Focus on Women, Climate Change and Migration in Tajikistan

Posted: 
09/24/19
Themes: 
Migration and Climate Change, Migration and Environment, Migration and gender

Dushanbe – As the world meets at the United Nations Climate Action Summit in New York, IOM Tajikistan is launching a major new project on climate change, gender, and migration. 

The mountainous Central Asian nation is highly vulnerable to disasters, which are being exacerbated by environmental degradation, fluctuations in climate, and adversely impacting its economy.  

Over the years, migration has become an adaptation strategy for many, as tens of thousands of people, most of them male, seek work in neighbouring countries and farther afield. This leaves women managing new challenges, including the adverse impacts of disasters such as increasing drought and floods on their households and communities. 

“It’s about more than just protecting the environment,” commented IOM Tajikistan Chief of Mission Cristina Gheorghe Tranca, in the lead-up to the panel event organized by IOM and the Tajik Government, in the capital Dushanbe on Thursday. “We need to prioritize technical support to women left behind. This could be providing tailored information on financial services and climate action, improving financial inclusion among women, or developing gender-sensitive training and extension services, all of which would better prepare their households to manage risks from drought, floods and other hazards.”

The meeting is being co-organized by the Committee for Environmental Protection and the Ministry of Labour, Migration and Employment of Population, and includes government agencies, international organizations, civil society and academics. 

IOM will use the occasion to launch its new initiative to understand the nexus of migration, gender, climate change and agriculture in Tajikistan. The new initiative aims to ensure mainstreaming migration in climate change policies and programmes and vice-versa as well as assess effectiveness of capacity building interventions for women left behind to support adaptation in remittance-recipient households. As a two-year programme, it is financed by the IOM Development Fund to the tune of USD 200,000. 

“We recognize the necessity to step up national, regional and international efforts to address challenges and opportunities associated with human mobility that arise from the impacts of environmental shocks and stressors,” said Tranca. “Our project will see us involved in policy work and advocacy, research, capacity building, and operational activities on this theme together with the Government of Tajikistan, international partners and national agencies.”  

The project will contribute to the realization of Tajikistan’s National Climate Change Adaptation Strategy. 

For more information please contact Cristina Gheorghe Tranca, Tel: +992 48 701 02 22, Email: cgheorghe1@iom.int 

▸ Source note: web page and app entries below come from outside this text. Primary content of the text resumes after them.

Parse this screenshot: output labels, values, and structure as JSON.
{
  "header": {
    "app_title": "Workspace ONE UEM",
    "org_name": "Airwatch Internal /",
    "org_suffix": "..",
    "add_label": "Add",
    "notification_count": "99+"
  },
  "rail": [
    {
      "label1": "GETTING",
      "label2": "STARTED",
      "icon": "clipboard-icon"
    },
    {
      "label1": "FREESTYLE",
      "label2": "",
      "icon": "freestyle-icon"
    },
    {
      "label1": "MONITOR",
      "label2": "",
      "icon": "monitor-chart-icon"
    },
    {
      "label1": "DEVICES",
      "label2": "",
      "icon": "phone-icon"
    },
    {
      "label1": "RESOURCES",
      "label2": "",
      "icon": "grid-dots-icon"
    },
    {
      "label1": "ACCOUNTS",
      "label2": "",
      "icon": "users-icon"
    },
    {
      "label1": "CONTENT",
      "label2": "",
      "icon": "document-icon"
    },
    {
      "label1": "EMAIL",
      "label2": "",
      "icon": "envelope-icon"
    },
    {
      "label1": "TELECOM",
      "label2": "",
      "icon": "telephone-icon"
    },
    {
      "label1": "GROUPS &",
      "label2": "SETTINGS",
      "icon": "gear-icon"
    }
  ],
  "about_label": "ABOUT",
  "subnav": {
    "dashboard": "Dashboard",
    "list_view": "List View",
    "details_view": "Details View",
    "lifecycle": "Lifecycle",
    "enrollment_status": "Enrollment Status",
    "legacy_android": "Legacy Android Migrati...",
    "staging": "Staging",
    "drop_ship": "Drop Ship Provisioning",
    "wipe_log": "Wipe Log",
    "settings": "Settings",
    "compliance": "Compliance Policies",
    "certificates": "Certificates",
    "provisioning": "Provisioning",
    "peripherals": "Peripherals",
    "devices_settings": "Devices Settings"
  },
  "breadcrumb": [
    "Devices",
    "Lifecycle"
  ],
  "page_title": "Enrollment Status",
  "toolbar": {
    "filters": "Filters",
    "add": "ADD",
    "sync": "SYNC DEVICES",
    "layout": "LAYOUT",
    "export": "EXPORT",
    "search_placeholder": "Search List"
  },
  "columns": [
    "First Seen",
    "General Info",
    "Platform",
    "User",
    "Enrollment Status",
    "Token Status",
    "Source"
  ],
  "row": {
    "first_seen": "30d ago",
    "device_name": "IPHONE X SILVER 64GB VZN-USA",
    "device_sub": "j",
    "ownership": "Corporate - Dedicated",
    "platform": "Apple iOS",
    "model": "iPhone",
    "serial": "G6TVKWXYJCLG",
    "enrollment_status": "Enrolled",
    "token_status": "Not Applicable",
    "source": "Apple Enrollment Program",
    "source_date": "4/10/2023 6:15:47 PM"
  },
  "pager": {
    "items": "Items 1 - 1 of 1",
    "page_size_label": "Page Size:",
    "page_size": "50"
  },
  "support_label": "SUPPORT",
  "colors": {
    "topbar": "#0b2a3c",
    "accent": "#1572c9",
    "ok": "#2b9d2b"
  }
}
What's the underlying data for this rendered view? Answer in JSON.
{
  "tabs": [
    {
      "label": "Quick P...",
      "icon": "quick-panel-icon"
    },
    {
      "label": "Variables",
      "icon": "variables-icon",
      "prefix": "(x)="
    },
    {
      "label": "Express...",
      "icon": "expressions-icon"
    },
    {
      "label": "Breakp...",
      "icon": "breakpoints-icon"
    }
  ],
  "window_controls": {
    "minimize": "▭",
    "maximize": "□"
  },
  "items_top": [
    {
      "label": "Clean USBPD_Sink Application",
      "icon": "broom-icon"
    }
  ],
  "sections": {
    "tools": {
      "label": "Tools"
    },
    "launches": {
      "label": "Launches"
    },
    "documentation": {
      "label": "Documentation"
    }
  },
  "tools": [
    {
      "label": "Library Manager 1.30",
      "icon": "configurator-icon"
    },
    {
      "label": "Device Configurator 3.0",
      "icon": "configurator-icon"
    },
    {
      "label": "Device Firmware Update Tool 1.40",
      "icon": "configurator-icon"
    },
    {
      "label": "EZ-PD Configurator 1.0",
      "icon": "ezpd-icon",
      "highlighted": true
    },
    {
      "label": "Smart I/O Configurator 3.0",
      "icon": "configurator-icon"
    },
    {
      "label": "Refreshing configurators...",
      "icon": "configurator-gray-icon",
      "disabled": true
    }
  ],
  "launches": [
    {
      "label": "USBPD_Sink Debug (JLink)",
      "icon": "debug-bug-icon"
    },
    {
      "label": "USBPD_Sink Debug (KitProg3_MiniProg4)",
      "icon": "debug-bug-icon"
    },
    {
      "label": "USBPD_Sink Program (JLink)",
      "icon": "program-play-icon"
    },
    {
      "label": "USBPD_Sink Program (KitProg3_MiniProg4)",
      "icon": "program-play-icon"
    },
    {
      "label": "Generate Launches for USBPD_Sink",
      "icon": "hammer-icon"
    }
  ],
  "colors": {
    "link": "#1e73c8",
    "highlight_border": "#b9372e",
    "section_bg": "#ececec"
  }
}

  • A middle-aged female renovation crew repairs a central Asian school during the summer vacation. Renovation work is commonly considered a male profession but is being undertaken by women out of necessity as males leave to find higher-paying work abroad. Photo: IOM/Elyor Nematov